Types of Electric Vehicles (EVs): Battery Electric Vehicles (BEVs) vs. Plug-in Hybrid Electric Vehicles (PHEVs)
Electric vehicles (EVs) are becoming increasingly popular as people seek more environmentally friendly transportation options. With advancements in technology, EVs have become a viable alternative to traditional gasoline-powered cars. There are two main types of EVs: Battery Electric Vehicles (BEVs) and Plug-in Hybrid Electric Vehicles (PHEVs).
Battery Electric Vehicles (BEVs)
BEVs are fully electric vehicles that run solely on electricity. They are powered by a large battery pack, which stores electricity that is used to propel the vehicle. BEVs do not have a gasoline engine and produce zero tailpipe emissions, making them a clean and sustainable choice.
One advantage of BEVs is their fuel efficiency. Since they don’t rely on gasoline, the cost per mile to operate a BEV is significantly lower compared to a gasoline-powered car. Additionally, BEVs require less maintenance as they have fewer moving parts and don’t require oil changes.
However, a common concern with BEVs is their limited range. The range of a BEV depends on the size of the battery pack and can vary between models. Although the range has improved over the years, it is still a consideration for those who frequently drive long distances.

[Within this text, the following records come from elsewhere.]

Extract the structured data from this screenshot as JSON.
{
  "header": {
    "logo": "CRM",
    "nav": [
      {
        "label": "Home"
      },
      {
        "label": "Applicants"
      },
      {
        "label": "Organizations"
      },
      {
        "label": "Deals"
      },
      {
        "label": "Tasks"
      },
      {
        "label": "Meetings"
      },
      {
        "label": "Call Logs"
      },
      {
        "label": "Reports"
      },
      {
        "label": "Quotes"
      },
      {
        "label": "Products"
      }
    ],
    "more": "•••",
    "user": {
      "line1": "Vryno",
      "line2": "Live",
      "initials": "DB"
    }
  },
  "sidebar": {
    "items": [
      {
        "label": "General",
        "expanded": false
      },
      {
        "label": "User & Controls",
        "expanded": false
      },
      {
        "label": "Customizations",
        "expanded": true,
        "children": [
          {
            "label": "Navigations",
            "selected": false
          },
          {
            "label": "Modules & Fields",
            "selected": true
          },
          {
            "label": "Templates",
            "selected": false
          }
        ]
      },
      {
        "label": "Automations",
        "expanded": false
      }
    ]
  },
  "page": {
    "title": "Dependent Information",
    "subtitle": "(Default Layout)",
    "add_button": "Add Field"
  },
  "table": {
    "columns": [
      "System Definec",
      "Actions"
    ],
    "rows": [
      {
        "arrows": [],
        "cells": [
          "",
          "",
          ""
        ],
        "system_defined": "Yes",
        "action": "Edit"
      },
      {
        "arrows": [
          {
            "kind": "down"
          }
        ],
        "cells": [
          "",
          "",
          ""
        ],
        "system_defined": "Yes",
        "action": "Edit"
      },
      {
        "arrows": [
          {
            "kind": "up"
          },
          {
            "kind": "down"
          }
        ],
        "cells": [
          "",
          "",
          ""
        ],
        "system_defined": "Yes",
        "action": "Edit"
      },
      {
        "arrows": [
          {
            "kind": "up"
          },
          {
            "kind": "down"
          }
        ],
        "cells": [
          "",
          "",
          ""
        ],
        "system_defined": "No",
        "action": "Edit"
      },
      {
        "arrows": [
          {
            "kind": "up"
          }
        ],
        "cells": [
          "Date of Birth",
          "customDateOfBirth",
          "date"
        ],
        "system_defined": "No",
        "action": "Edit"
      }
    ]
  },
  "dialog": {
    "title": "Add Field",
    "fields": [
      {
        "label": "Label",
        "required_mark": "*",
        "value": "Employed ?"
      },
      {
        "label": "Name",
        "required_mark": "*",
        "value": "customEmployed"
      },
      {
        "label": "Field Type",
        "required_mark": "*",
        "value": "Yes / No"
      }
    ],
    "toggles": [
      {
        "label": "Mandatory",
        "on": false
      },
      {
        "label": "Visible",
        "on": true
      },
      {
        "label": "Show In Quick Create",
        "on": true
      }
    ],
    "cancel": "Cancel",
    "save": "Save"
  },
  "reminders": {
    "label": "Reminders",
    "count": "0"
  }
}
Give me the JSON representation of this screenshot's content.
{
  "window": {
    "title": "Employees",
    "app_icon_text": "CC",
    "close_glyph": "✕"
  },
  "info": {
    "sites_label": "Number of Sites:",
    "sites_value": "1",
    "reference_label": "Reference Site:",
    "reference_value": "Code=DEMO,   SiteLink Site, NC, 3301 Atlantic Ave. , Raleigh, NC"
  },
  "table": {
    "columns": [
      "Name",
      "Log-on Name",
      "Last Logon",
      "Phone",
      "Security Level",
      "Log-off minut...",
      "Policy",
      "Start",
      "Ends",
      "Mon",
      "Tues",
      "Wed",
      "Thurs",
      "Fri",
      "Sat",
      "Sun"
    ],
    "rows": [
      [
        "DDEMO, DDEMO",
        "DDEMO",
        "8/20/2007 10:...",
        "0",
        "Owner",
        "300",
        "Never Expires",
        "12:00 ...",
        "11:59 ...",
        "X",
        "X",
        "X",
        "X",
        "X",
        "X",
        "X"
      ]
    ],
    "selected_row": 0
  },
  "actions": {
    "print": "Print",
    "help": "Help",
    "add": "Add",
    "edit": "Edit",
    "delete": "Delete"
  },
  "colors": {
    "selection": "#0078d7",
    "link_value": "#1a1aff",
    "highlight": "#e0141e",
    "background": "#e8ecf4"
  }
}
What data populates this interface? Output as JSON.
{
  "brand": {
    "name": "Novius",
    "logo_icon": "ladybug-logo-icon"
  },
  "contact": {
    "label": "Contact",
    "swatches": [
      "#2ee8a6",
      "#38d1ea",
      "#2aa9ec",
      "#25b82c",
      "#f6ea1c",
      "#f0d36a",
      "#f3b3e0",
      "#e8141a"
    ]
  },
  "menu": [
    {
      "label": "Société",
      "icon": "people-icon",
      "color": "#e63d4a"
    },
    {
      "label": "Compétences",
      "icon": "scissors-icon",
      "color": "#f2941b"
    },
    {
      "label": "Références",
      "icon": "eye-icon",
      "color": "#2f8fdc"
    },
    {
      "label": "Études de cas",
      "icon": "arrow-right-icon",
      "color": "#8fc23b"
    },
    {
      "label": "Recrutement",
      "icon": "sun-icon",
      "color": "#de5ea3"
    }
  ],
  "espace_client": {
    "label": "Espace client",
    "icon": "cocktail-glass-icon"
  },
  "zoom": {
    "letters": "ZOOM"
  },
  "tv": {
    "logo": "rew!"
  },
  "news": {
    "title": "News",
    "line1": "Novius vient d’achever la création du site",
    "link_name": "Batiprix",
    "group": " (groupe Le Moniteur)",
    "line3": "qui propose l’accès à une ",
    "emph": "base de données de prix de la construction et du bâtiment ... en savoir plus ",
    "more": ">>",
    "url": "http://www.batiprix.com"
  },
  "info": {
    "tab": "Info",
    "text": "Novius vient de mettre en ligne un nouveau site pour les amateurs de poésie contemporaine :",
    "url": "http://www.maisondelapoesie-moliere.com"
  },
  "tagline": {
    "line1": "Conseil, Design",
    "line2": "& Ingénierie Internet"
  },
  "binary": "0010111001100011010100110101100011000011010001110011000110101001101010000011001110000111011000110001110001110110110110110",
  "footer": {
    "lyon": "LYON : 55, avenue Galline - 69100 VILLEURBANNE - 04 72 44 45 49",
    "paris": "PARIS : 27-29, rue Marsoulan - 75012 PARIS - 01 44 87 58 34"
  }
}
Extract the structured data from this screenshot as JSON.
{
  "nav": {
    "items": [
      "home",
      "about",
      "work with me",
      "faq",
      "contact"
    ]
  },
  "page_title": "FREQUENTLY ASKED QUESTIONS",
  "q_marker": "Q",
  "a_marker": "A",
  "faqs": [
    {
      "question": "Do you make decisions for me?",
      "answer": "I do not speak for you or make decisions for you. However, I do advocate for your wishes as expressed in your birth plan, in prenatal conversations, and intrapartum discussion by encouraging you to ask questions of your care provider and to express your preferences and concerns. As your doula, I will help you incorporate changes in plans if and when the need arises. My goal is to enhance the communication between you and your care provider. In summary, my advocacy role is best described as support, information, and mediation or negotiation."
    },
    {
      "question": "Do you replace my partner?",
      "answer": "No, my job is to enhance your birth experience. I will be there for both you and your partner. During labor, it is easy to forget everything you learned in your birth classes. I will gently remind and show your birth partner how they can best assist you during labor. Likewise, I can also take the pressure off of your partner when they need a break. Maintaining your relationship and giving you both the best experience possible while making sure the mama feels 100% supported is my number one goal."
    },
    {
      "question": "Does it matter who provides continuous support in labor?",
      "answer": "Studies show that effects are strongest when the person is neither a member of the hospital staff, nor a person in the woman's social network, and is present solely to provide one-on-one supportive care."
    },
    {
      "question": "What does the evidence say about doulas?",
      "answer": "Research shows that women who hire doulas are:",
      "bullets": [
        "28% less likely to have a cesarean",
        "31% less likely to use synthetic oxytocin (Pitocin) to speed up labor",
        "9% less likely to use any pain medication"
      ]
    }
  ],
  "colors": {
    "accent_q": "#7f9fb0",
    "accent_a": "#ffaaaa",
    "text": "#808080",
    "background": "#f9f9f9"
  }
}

Charging infrastructure is another important aspect to consider when owning a BEV. Public charging stations are becoming more widespread, but they are not as prevalent as gasoline stations. Most BEV owners charge their vehicles at home using a dedicated charging station or a standard electrical outlet. The charging time can vary depending on the charging equipment and the size of the battery pack.
Plug-in Hybrid Electric Vehicles (PHEVs)
PHEVs combine an electric motor with a gasoline engine. They have a smaller battery pack compared to BEVs, which allows them to travel a limited distance on electric power alone. Once the battery is depleted, the gasoline engine kicks in, providing additional range.
One of the advantages of PHEVs is their flexibility. They offer the option to drive on electric power for short distances, reducing emissions and fuel consumption. For longer trips, the gasoline engine provides the necessary range, eliminating the range anxiety associated with BEVs.
PHEVs also benefit from a more established charging infrastructure. Since they have a gasoline engine, PHEVs can be refueled at any gasoline station, making them more convenient for longer trips. However, it’s important to note that PHEVs may not be as fuel-efficient as BEVs when operating solely on gasoline.
Another consideration with PHEVs is the added complexity of having both an electric motor and a gasoline engine. This complexity can result in higher maintenance costs compared to BEVs. PHEVs require regular servicing of both the electric and gasoline components.
When choosing between a BEV and a PHEV, it ultimately comes down to your specific needs and preferences. If you have a predictable daily commute and access to charging infrastructure, a BEV may be a suitable choice. On the other hand, if you frequently take long trips and need the flexibility of a gasoline engine, a PHEV might be a better fit.
Both BEVs and PHEVs offer a greener alternative to traditional gasoline-powered cars, reducing greenhouse gas emissions and dependence on fossil fuels. As technology continues to advance, the range and charging infrastructure for EVs will improve, making them an even more attractive option for environmentally conscious drivers.